For every entry below, retype it exactly as it reads.

Records drawn from a dataset

◆ ◆ ◆ ◆

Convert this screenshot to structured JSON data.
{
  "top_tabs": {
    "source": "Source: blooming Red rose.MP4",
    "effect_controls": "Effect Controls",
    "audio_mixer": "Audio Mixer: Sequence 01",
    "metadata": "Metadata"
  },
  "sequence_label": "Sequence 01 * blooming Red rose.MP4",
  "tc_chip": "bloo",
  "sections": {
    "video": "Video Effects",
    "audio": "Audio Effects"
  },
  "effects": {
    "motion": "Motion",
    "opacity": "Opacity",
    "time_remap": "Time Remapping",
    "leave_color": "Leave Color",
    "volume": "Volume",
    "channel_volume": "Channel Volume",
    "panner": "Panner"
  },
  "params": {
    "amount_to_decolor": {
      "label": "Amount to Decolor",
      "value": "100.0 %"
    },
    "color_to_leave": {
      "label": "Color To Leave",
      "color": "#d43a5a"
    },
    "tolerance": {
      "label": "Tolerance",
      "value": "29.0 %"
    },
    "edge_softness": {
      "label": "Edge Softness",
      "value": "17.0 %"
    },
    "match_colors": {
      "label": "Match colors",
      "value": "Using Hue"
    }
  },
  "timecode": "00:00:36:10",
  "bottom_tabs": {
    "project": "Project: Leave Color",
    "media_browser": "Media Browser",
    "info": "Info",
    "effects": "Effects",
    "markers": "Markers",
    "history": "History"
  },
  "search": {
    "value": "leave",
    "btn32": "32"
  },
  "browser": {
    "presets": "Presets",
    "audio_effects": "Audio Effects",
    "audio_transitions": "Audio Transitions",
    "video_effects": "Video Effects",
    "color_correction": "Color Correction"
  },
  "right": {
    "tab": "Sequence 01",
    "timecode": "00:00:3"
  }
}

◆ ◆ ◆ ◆

> Finished task:
Convert this screenshot to structured JSON data.
{
  "top_tabs": {
    "source": "Source: blooming Red rose.MP4",
    "effect_controls": "Effect Controls",
    "audio_mixer": "Audio Mixer: Sequence 01",
    "metadata": "Metadata"
  },
  "sequence_label": "Sequence 01 * blooming Red rose.MP4",
  "tc_chip": "bloo",
  "sections": {
    "video": "Video Effects",
    "audio": "Audio Effects"
  },
  "effects": {
    "motion": "Motion",
    "opacity": "Opacity",
    "time_remap": "Time Remapping",
    "leave_color": "Leave Color",
    "volume": "Volume",
    "channel_volume": "Channel Volume",
    "panner": "Panner"
  },
  "params": {
    "amount_to_decolor": {
      "label": "Amount to Decolor",
      "value": "100.0 %"
    },
    "color_to_leave": {
      "label": "Color To Leave",
      "color": "#d43a5a"
    },
    "tolerance": {
      "label": "Tolerance",
      "value": "29.0 %"
    },
    "edge_softness": {
      "label": "Edge Softness",
      "value": "17.0 %"
    },
    "match_colors": {
      "label": "Match colors",
      "value": "Using Hue"
    }
  },
  "timecode": "00:00:36:10",
  "bottom_tabs": {
    "project": "Project: Leave Color",
    "media_browser": "Media Browser",
    "info": "Info",
    "effects": "Effects",
    "markers": "Markers",
    "history": "History"
  },
  "search": {
    "value": "leave",
    "btn32": "32"
  },
  "browser": {
    "presets": "Presets",
    "audio_effects": "Audio Effects",
    "audio_transitions": "Audio Transitions",
    "video_effects": "Video Effects",
    "color_correction": "Color Correction"
  },
  "right": {
    "tab": "Sequence 01",
    "timecode": "00:00:3"
  }
}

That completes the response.